### Data about app and page elements
######
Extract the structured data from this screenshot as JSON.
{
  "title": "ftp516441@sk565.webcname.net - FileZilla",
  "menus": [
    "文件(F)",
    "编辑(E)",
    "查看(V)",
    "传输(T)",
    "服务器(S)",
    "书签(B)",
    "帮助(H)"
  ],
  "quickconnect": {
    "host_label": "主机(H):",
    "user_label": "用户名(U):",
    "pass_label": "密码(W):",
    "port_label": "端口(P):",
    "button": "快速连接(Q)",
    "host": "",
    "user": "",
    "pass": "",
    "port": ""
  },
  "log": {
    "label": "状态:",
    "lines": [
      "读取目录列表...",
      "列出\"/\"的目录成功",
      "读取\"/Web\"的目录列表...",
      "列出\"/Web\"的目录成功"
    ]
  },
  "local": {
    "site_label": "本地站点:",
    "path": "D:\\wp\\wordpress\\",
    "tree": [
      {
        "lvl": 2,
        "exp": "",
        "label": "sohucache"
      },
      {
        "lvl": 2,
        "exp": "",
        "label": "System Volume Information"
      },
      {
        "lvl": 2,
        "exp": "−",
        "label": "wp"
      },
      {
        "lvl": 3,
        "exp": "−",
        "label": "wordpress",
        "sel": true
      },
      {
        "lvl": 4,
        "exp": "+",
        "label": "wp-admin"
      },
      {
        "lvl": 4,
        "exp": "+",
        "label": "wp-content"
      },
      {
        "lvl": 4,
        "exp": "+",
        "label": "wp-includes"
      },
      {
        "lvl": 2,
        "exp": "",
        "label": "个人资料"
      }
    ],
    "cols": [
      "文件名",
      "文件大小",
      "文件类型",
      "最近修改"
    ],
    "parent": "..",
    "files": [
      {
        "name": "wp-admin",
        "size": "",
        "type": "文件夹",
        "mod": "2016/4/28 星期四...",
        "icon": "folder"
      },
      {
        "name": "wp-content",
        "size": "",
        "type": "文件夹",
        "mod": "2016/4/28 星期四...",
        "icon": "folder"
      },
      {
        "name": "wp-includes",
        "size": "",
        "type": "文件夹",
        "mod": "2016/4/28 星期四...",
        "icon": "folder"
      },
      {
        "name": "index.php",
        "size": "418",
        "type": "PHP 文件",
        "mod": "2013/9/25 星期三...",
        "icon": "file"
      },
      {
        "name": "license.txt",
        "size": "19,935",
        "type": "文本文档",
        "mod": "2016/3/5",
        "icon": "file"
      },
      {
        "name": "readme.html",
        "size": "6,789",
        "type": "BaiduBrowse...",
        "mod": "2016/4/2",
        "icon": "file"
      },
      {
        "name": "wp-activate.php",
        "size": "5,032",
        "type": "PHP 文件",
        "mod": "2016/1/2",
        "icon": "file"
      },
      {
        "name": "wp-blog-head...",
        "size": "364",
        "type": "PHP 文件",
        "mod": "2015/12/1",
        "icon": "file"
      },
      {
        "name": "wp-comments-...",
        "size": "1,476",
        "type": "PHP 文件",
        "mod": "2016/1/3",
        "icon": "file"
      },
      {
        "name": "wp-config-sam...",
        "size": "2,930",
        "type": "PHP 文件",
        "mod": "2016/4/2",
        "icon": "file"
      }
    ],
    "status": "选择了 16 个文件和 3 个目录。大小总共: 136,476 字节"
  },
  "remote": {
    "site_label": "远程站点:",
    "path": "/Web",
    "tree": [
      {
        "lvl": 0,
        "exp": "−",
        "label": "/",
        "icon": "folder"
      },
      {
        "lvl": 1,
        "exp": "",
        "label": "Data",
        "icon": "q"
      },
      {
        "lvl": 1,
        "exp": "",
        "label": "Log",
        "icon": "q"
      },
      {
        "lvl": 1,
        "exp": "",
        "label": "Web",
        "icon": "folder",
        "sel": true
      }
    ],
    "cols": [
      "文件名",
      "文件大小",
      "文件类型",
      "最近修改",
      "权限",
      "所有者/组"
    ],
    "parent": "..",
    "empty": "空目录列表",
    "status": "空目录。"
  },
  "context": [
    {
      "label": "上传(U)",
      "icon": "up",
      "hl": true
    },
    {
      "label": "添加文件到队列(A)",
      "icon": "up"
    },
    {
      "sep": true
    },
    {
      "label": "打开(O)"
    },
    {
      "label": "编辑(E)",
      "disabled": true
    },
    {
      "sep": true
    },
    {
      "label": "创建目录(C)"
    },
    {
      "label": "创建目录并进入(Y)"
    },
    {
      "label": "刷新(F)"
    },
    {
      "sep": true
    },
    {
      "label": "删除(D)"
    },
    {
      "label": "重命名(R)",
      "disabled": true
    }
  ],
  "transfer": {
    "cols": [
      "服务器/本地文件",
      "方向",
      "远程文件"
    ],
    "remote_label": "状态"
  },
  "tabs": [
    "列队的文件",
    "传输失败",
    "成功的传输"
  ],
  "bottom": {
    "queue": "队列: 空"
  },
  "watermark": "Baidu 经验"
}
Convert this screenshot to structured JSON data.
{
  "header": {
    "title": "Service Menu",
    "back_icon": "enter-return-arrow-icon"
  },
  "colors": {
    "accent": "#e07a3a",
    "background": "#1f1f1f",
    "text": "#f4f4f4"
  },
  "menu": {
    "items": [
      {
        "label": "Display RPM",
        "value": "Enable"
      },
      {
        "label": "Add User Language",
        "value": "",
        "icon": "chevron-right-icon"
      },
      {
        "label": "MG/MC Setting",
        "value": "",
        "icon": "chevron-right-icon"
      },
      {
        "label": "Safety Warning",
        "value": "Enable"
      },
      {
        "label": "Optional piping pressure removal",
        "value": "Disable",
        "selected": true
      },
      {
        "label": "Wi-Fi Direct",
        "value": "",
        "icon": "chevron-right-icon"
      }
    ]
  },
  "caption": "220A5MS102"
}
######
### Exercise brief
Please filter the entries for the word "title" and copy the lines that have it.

### Answer to this task
  "title": "ftp516441@sk565.webcname.net - FileZilla",
    "title": "Service Menu",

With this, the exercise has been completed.